Dataset rows for apps and sites:
********

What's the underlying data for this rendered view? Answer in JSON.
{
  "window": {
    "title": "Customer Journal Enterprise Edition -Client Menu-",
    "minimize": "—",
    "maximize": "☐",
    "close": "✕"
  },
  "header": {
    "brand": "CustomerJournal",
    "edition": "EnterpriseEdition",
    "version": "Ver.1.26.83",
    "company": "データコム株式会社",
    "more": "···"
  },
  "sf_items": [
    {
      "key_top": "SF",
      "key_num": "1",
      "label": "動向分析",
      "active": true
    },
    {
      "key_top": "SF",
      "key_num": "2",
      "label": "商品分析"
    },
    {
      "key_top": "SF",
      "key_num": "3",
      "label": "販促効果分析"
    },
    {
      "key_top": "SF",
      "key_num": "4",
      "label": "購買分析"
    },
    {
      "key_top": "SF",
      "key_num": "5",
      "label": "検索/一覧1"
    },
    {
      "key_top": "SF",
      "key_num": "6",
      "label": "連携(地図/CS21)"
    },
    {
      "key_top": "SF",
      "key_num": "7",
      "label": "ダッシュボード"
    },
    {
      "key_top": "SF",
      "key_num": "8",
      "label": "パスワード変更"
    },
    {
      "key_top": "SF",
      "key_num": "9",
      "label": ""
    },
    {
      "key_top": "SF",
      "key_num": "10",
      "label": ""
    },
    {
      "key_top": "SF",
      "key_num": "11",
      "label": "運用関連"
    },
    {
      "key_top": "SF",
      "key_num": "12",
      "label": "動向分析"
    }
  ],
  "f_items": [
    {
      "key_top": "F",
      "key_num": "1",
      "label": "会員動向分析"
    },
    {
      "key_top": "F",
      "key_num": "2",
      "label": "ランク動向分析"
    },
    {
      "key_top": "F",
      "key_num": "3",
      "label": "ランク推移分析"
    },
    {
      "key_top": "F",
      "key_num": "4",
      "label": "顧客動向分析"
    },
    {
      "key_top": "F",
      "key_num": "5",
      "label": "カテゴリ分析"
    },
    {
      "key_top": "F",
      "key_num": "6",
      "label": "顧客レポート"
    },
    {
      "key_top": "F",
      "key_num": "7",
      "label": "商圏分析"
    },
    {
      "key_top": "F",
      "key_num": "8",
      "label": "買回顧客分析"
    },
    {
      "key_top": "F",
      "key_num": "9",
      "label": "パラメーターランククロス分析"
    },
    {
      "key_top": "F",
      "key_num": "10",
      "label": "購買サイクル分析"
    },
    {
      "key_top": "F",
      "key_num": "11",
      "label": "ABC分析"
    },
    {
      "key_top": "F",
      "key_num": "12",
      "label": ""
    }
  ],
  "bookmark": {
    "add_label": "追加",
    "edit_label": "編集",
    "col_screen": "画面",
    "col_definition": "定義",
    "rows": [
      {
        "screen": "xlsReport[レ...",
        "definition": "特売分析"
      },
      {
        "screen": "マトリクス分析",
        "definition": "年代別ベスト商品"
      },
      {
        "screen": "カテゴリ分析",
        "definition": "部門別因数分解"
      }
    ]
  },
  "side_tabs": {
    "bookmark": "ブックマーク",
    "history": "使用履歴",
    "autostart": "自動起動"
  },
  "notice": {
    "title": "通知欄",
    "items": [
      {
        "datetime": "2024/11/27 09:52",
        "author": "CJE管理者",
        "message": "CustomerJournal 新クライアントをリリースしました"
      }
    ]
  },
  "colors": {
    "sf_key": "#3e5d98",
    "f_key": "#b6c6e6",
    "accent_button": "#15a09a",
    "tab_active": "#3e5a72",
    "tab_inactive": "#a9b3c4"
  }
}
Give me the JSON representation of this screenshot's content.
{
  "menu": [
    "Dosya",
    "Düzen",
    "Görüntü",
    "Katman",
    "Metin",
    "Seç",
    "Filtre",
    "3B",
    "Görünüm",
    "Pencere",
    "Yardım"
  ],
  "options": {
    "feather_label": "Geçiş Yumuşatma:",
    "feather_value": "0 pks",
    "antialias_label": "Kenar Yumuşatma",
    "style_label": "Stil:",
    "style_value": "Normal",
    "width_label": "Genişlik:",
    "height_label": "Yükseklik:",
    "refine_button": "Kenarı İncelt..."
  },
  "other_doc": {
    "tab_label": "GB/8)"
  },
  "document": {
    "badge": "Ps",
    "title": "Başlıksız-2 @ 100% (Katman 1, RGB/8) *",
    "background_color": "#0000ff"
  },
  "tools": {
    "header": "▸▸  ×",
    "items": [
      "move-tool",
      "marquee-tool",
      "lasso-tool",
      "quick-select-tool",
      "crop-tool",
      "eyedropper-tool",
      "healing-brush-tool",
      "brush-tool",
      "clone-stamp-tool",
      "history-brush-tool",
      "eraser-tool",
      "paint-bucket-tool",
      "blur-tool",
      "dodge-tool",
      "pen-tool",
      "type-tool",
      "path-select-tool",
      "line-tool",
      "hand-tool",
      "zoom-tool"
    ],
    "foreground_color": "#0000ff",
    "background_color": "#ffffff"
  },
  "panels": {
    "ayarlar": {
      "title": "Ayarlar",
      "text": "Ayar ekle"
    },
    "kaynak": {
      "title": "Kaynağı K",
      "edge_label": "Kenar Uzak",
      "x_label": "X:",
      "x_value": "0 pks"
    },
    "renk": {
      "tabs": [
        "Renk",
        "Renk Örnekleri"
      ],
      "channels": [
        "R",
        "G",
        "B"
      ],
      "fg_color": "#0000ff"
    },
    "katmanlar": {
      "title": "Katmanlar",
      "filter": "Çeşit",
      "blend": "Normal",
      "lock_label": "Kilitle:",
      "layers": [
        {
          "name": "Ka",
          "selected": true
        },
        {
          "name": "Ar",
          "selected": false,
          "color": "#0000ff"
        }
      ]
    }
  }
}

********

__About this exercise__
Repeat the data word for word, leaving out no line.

__Task solution__
What's the underlying data for this rendered view? Answer in JSON.
{
  "window": {
    "title": "Customer Journal Enterprise Edition -Client Menu-",
    "minimize": "—",
    "maximize": "☐",
    "close": "✕"
  },
  "header": {
    "brand": "CustomerJournal",
    "edition": "EnterpriseEdition",
    "version": "Ver.1.26.83",
    "company": "データコム株式会社",
    "more": "···"
  },
  "sf_items": [
    {
      "key_top": "SF",
      "key_num": "1",
      "label": "動向分析",
      "active": true
    },
    {
      "key_top": "SF",
      "key_num": "2",
      "label": "商品分析"
    },
    {
      "key_top": "SF",
      "key_num": "3",
      "label": "販促効果分析"
    },
    {
      "key_top": "SF",
      "key_num": "4",
      "label": "購買分析"
    },
    {
      "key_top": "SF",
      "key_num": "5",
      "label": "検索/一覧1"
    },
    {
      "key_top": "SF",
      "key_num": "6",
      "label": "連携(地図/CS21)"
    },
    {
      "key_top": "SF",
      "key_num": "7",
      "label": "ダッシュボード"
    },
    {
      "key_top": "SF",
      "key_num": "8",
      "label": "パスワード変更"
    },
    {
      "key_top": "SF",
      "key_num": "9",
      "label": ""
    },
    {
      "key_top": "SF",
      "key_num": "10",
      "label": ""
    },
    {
      "key_top": "SF",
      "key_num": "11",
      "label": "運用関連"
    },
    {
      "key_top": "SF",
      "key_num": "12",
      "label": "動向分析"
    }
  ],
  "f_items": [
    {
      "key_top": "F",
      "key_num": "1",
      "label": "会員動向分析"
    },
    {
      "key_top": "F",
      "key_num": "2",
      "label": "ランク動向分析"
    },
    {
      "key_top": "F",
      "key_num": "3",
      "label": "ランク推移分析"
    },
    {
      "key_top": "F",
      "key_num": "4",
      "label": "顧客動向分析"
    },
    {
      "key_top": "F",
      "key_num": "5",
      "label": "カテゴリ分析"
    },
    {
      "key_top": "F",
      "key_num": "6",
      "label": "顧客レポート"
    },
    {
      "key_top": "F",
      "key_num": "7",
      "label": "商圏分析"
    },
    {
      "key_top": "F",
      "key_num": "8",
      "label": "買回顧客分析"
    },
    {
      "key_top": "F",
      "key_num": "9",
      "label": "パラメーターランククロス分析"
    },
    {
      "key_top": "F",
      "key_num": "10",
      "label": "購買サイクル分析"
    },
    {
      "key_top": "F",
      "key_num": "11",
      "label": "ABC分析"
    },
    {
      "key_top": "F",
      "key_num": "12",
      "label": ""
    }
  ],
  "bookmark": {
    "add_label": "追加",
    "edit_label": "編集",
    "col_screen": "画面",
    "col_definition": "定義",
    "rows": [
      {
        "screen": "xlsReport[レ...",
        "definition": "特売分析"
      },
      {
        "screen": "マトリクス分析",
        "definition": "年代別ベスト商品"
      },
      {
        "screen": "カテゴリ分析",
        "definition": "部門別因数分解"
      }
    ]
  },
  "side_tabs": {
    "bookmark": "ブックマーク",
    "history": "使用履歴",
    "autostart": "自動起動"
  },
  "notice": {
    "title": "通知欄",
    "items": [
      {
        "datetime": "2024/11/27 09:52",
        "author": "CJE管理者",
        "message": "CustomerJournal 新クライアントをリリースしました"
      }
    ]
  },
  "colors": {
    "sf_key": "#3e5d98",
    "f_key": "#b6c6e6",
    "accent_button": "#15a09a",
    "tab_active": "#3e5a72",
    "tab_inactive": "#a9b3c4"
  }
}
Give me the JSON representation of this screenshot's content.
{
  "menu": [
    "Dosya",
    "Düzen",
    "Görüntü",
    "Katman",
    "Metin",
    "Seç",
    "Filtre",
    "3B",
    "Görünüm",
    "Pencere",
    "Yardım"
  ],
  "options": {
    "feather_label": "Geçiş Yumuşatma:",
    "feather_value": "0 pks",
    "antialias_label": "Kenar Yumuşatma",
    "style_label": "Stil:",
    "style_value": "Normal",
    "width_label": "Genişlik:",
    "height_label": "Yükseklik:",
    "refine_button": "Kenarı İncelt..."
  },
  "other_doc": {
    "tab_label": "GB/8)"
  },
  "document": {
    "badge": "Ps",
    "title": "Başlıksız-2 @ 100% (Katman 1, RGB/8) *",
    "background_color": "#0000ff"
  },
  "tools": {
    "header": "▸▸  ×",
    "items": [
      "move-tool",
      "marquee-tool",
      "lasso-tool",
      "quick-select-tool",
      "crop-tool",
      "eyedropper-tool",
      "healing-brush-tool",
      "brush-tool",
      "clone-stamp-tool",
      "history-brush-tool",
      "eraser-tool",
      "paint-bucket-tool",
      "blur-tool",
      "dodge-tool",
      "pen-tool",
      "type-tool",
      "path-select-tool",
      "line-tool",
      "hand-tool",
      "zoom-tool"
    ],
    "foreground_color": "#0000ff",
    "background_color": "#ffffff"
  },
  "panels": {
    "ayarlar": {
      "title": "Ayarlar",
      "text": "Ayar ekle"
    },
    "kaynak": {
      "title": "Kaynağı K",
      "edge_label": "Kenar Uzak",
      "x_label": "X:",
      "x_value": "0 pks"
    },
    "renk": {
      "tabs": [
        "Renk",
        "Renk Örnekleri"
      ],
      "channels": [
        "R",
        "G",
        "B"
      ],
      "fg_color": "#0000ff"
    },
    "katmanlar": {
      "title": "Katmanlar",
      "filter": "Çeşit",
      "blend": "Normal",
      "lock_label": "Kilitle:",
      "layers": [
        {
          "name": "Ka",
          "selected": true
        },
        {
          "name": "Ar",
          "selected": false,
          "color": "#0000ff"
        }
      ]
    }
  }
}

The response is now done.